According to the new report on the state of American communities, the housing market recovery will be drastically uneven over the next five years, providing both challenges and opportunities. Over the next five years the median price of existing single-family homes will be close to the peak reached in 2006 before the housing market crashed. Adjusted for inflation, it will stand 25 percent below the peak. Despite these modest average gains, price rises will be more than three times greater in the strongest markets than in the weakest ones.

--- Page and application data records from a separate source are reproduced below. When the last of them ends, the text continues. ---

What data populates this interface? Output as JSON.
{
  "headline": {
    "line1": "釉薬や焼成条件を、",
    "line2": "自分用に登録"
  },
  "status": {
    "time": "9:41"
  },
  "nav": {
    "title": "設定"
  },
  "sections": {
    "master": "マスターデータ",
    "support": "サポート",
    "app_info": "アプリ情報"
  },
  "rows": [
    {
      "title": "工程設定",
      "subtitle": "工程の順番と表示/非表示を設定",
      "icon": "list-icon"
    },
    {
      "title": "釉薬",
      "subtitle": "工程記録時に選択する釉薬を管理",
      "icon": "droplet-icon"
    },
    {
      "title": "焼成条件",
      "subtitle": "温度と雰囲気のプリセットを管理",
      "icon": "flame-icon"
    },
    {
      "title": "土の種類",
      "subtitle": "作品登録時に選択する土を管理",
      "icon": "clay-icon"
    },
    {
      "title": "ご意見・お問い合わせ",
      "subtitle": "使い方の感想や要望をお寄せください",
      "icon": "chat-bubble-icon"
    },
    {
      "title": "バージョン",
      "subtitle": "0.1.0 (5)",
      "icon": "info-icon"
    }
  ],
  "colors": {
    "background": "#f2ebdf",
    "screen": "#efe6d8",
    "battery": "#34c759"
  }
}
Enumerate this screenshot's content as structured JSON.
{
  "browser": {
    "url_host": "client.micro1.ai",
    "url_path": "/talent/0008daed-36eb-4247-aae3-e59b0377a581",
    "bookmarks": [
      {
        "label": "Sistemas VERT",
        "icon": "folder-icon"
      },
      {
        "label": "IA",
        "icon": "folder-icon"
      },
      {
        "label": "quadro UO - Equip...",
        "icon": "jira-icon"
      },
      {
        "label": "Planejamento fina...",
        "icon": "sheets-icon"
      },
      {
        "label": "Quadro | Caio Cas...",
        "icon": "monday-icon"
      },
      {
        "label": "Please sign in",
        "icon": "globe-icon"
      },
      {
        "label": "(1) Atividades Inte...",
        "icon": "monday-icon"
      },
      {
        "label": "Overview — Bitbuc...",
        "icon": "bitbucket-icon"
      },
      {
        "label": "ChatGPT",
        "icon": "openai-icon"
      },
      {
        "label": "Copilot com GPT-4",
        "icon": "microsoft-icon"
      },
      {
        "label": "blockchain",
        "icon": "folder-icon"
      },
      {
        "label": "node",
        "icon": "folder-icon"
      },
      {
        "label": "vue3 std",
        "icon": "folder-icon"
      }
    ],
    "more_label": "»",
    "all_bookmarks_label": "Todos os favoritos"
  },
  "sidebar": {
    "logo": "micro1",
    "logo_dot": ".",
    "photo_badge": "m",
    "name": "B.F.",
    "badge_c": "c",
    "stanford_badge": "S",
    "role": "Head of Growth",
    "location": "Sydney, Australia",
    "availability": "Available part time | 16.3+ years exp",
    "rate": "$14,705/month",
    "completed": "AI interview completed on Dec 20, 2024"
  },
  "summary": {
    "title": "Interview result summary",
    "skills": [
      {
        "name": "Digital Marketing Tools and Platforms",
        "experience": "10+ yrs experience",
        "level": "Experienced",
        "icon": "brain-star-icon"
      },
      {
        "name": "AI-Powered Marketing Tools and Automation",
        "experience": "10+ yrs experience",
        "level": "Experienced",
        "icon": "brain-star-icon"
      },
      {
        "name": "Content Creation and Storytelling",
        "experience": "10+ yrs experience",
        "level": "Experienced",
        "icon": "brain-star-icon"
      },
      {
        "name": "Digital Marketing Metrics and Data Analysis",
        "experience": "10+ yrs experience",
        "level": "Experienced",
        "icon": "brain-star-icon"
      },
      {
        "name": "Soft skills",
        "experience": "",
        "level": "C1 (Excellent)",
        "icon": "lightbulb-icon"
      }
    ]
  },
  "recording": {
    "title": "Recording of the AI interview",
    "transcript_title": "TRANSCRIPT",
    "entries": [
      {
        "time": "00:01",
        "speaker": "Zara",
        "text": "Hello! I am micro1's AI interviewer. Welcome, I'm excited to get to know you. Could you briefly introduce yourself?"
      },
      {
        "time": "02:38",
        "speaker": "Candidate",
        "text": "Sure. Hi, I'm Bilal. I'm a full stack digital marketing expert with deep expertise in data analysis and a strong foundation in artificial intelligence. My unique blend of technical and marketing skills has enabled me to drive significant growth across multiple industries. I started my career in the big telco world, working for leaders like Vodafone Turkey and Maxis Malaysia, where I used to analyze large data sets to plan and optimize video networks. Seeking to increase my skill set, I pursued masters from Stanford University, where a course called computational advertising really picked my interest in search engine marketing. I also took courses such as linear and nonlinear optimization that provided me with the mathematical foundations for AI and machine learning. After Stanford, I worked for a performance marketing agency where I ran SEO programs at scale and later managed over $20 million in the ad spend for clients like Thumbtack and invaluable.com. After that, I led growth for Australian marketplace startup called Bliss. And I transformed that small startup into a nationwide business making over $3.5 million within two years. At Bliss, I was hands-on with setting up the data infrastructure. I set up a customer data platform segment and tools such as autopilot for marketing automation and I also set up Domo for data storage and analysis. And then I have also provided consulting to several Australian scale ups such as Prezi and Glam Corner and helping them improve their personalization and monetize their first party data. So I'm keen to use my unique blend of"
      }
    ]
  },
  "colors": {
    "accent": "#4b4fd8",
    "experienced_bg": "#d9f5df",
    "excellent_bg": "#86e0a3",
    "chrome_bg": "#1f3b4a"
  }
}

"Housing is an important financial barometer for the larger U.S. economy, and a more nuanced social barometer for families and towns," said Kathy Bostjancic, director of macroeconomic analysis at The Demand Institute, and co-author of the report. "The housing trends analyzed in this report paint a powerful picture of how the Great Recession has impacted Americans in the short-term, and illuminate the potential long-term effect on our country."
Additional highlights from "A Tale of 2000 Cities" include:
- Double-digit increases in the price of U.S. homes in the past two years are not indicative of future trends. They were largely driven by investors buying up swaths of distressed homes to meet growing rental demand.
- Over the next five years, home prices will accordingly grow at a much slower rate. The Demand Institute forecasts existing single-family median home prices will grow at an average annual rate of 2.1 percent between 2015 and 2018 as supply and demand move into a sustained equilibrium.
- There will be significant variations among all 50 states and the largest 50 metropolitan areas in the next five years. Price rises will be more than three times greater in the strongest markets than in the weakest ones.
- There are opportunities for national and local policy makers to support and amplify success stories from the strongest and most vibrant communities, while simultaneously considering interventions to strengthen struggling communities.
About The Demand Institute
The Demand Institute illuminates how consumer demand is evolving around the world. We help government and business leaders align investments to where consumer demand is headed across industries, countries and markets. A non-advocacy, non-profit organization and a division of The Conference Board, The Demand Institute holds 501(c)(3) tax-exempt status in the United States and is jointly operated by The Conference Board and Nielsen. For more information, please visit demandinstitute.org.
About The Conference Board
The Conference Board is a global, independent business membership and research association working in the public interest. Our mission is unique: To provide the world's leading organizations with the practical knowledge they need to improve their performance and better serve society. The
Conference Board is a non-advocacy, not-for-profit entity holding 501 (c)(3) tax-exempt status in the United States. For more information, visit conference-board.org.
Nielsen Holdings N.V. (NYSE: NLSN) is a global information and measurement company with leading market positions in marketing and consumer information, television and other media measurement, online intelligence, mobile measurement, trade shows and related properties. Nielsen has a presence in approximately 100 countries, with headquarters in New York City and Diemen, the Netherlands. For more information, visit nielsen.com.
SOURCE The Demand Institute